“Voice of the Faithful is an independent group that has no standing in the Catholic Church,” said Colleen Dolan, a spokeswoman for the cardinal. “The idea of encouraging people to send thoughts and ideas to the nuncio (papal representative) is in canon law and is a very good idea. … There’s no reason why it has to go through a separate group to be filtered.”
Activists contend that they aren’t breaking the rules by proposing such a democratic approach. They point to Canon Law 212, which states: "Christ’s faithful are at liberty to make known their needs, especially their spiritual needs, and their wishes to the pastors of the Church."
The canon adds: “They have the right, indeed at times the duty, in keeping with their knowledge, competence and position, to manifest to the sacred pastors their views on matters which concern the good of the Church. They have the right also to make their views known to others of Christ’s faithful.”
Activists cite church historians who wrote about bishop elections in the first millennium and the church’s creation of a more centralized internal process to keep emperors and other elites from hijacking the process for political gain.
“There’s been even more centralization by Rome over this process over the century,” said Paul Culhane, a retired political science professor at Northern Illinois University also leading the effort. “We want to inch it out just a little bit.”
Normally, prior to a bishop’s retirement, the apostolic nuncio, or U.S. papal ambassador in Washington, solicits suggestions from select parishioners. At a meeting with George in January, Cardwell, Culhane and another parishioner proposed casting a wider net with listening sessions, much like the system for assigning new parish pastors. They also proposed surveys of parishioners’ opinions.
George suggested they seek approval from the apostolic nuncio. They did. In a letter to Cardwell, the papal ambassador, Archbishop Carlo Maria Vigano, vetoed the particulars of the proposal but affirmed the group’s intentions.
“The apostolic nuncio would willingly receive any expression of a lay Catholic in regard to his or her own concerns in regard to a new bishop or recommendations that he or she might propose,” Vigano wrote. “Members of the Voice of the Faithful are, therefore, free to encourage such communication to be addressed to the apostolic nuncio as a part of this process.”
Culhane, a member of St. James Parish in Arlington Heights, said he thinks those words gave the group the green light to proceed with at least part of its plan.
But when the group tried to get the word out in parish bulletins in June, the archdiocese stopped the presses.
“Canon law says the lay faithful are encouraged to provide their input,” the cardinal’s spokeswoman said. “But it does not say any organizations are asked to or approved to act as a conduit.”
This brings up several questions:
Are the references to canon law indeed a true interpretation?
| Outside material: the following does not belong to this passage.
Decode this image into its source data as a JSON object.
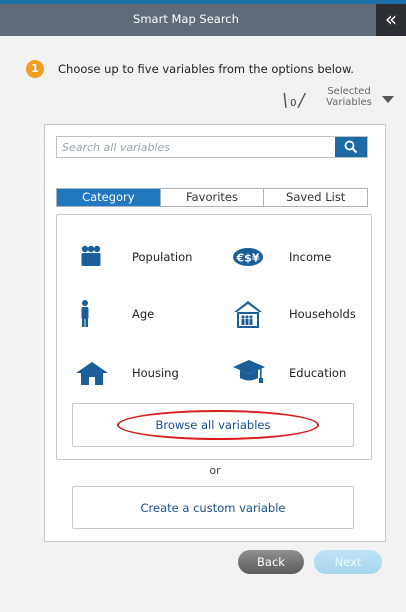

Does the laity have a right (or a duty) to make their voices heard on the selection of a new bishop, or are the people in question trying to apply democracy to a process where it doesn’t belong?
In any democratic process, there are winners and losers. By going down the path described in the article, is the laity unintentionally planting the seeds of dissent when (ultimately) one or more groups don’t get “their” bishop?